> **AIM OF THE TASK**
With nothing added and nothing dropped, write out all of the entries below.

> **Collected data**
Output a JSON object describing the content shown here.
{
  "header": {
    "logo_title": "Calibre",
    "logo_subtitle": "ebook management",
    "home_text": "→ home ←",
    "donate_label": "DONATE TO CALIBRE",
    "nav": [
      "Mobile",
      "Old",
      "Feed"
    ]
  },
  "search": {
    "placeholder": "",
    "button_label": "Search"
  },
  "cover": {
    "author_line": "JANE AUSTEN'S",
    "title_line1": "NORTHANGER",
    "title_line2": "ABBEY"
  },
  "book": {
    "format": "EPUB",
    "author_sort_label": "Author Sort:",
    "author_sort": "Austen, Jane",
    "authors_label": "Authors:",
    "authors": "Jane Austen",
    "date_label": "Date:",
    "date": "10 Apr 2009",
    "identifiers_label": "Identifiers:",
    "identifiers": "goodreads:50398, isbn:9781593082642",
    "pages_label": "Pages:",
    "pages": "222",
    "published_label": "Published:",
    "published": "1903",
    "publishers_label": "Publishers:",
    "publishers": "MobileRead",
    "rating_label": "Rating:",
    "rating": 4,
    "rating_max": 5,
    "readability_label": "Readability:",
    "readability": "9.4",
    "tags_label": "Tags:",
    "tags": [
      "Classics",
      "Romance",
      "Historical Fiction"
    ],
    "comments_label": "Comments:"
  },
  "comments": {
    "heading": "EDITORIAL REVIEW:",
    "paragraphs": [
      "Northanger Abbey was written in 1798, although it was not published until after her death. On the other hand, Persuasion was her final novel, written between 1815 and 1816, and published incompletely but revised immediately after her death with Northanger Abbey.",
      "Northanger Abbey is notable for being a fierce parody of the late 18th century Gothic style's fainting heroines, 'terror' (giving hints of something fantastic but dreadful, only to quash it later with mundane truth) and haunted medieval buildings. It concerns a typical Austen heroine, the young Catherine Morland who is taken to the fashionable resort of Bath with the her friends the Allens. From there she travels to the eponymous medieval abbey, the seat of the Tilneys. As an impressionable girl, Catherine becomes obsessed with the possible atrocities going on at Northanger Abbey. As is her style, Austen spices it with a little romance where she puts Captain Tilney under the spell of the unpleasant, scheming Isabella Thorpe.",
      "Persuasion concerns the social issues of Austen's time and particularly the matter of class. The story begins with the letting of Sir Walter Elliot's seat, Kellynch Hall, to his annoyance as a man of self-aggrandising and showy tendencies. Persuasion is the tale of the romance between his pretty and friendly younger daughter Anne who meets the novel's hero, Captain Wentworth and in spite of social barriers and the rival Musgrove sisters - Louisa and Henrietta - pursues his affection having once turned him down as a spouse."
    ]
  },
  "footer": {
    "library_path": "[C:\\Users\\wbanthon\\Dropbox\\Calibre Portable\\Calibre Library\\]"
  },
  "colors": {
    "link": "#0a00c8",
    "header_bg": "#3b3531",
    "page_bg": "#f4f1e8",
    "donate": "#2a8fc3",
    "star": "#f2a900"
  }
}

> **SOLUTION FOR THIS PROBLEM**
Output a JSON object describing the content shown here.
{
  "header": {
    "logo_title": "Calibre",
    "logo_subtitle": "ebook management",
    "home_text": "→ home ←",
    "donate_label": "DONATE TO CALIBRE",
    "nav": [
      "Mobile",
      "Old",
      "Feed"
    ]
  },
  "search": {
    "placeholder": "",
    "button_label": "Search"
  },
  "cover": {
    "author_line": "JANE AUSTEN'S",
    "title_line1": "NORTHANGER",
    "title_line2": "ABBEY"
  },
  "book": {
    "format": "EPUB",
    "author_sort_label": "Author Sort:",
    "author_sort": "Austen, Jane",
    "authors_label": "Authors:",
    "authors": "Jane Austen",
    "date_label": "Date:",
    "date": "10 Apr 2009",
    "identifiers_label": "Identifiers:",
    "identifiers": "goodreads:50398, isbn:9781593082642",
    "pages_label": "Pages:",
    "pages": "222",
    "published_label": "Published:",
    "published": "1903",
    "publishers_label": "Publishers:",
    "publishers": "MobileRead",
    "rating_label": "Rating:",
    "rating": 4,
    "rating_max": 5,
    "readability_label": "Readability:",
    "readability": "9.4",
    "tags_label": "Tags:",
    "tags": [
      "Classics",
      "Romance",
      "Historical Fiction"
    ],
    "comments_label": "Comments:"
  },
  "comments": {
    "heading": "EDITORIAL REVIEW:",
    "paragraphs": [
      "Northanger Abbey was written in 1798, although it was not published until after her death. On the other hand, Persuasion was her final novel, written between 1815 and 1816, and published incompletely but revised immediately after her death with Northanger Abbey.",
      "Northanger Abbey is notable for being a fierce parody of the late 18th century Gothic style's fainting heroines, 'terror' (giving hints of something fantastic but dreadful, only to quash it later with mundane truth) and haunted medieval buildings. It concerns a typical Austen heroine, the young Catherine Morland who is taken to the fashionable resort of Bath with the her friends the Allens. From there she travels to the eponymous medieval abbey, the seat of the Tilneys. As an impressionable girl, Catherine becomes obsessed with the possible atrocities going on at Northanger Abbey. As is her style, Austen spices it with a little romance where she puts Captain Tilney under the spell of the unpleasant, scheming Isabella Thorpe.",
      "Persuasion concerns the social issues of Austen's time and particularly the matter of class. The story begins with the letting of Sir Walter Elliot's seat, Kellynch Hall, to his annoyance as a man of self-aggrandising and showy tendencies. Persuasion is the tale of the romance between his pretty and friendly younger daughter Anne who meets the novel's hero, Captain Wentworth and in spite of social barriers and the rival Musgrove sisters - Louisa and Henrietta - pursues his affection having once turned him down as a spouse."
    ]
  },
  "footer": {
    "library_path": "[C:\\Users\\wbanthon\\Dropbox\\Calibre Portable\\Calibre Library\\]"
  },
  "colors": {
    "link": "#0a00c8",
    "header_bg": "#3b3531",
    "page_bg": "#f4f1e8",
    "donate": "#2a8fc3",
    "star": "#f2a900"
  }
}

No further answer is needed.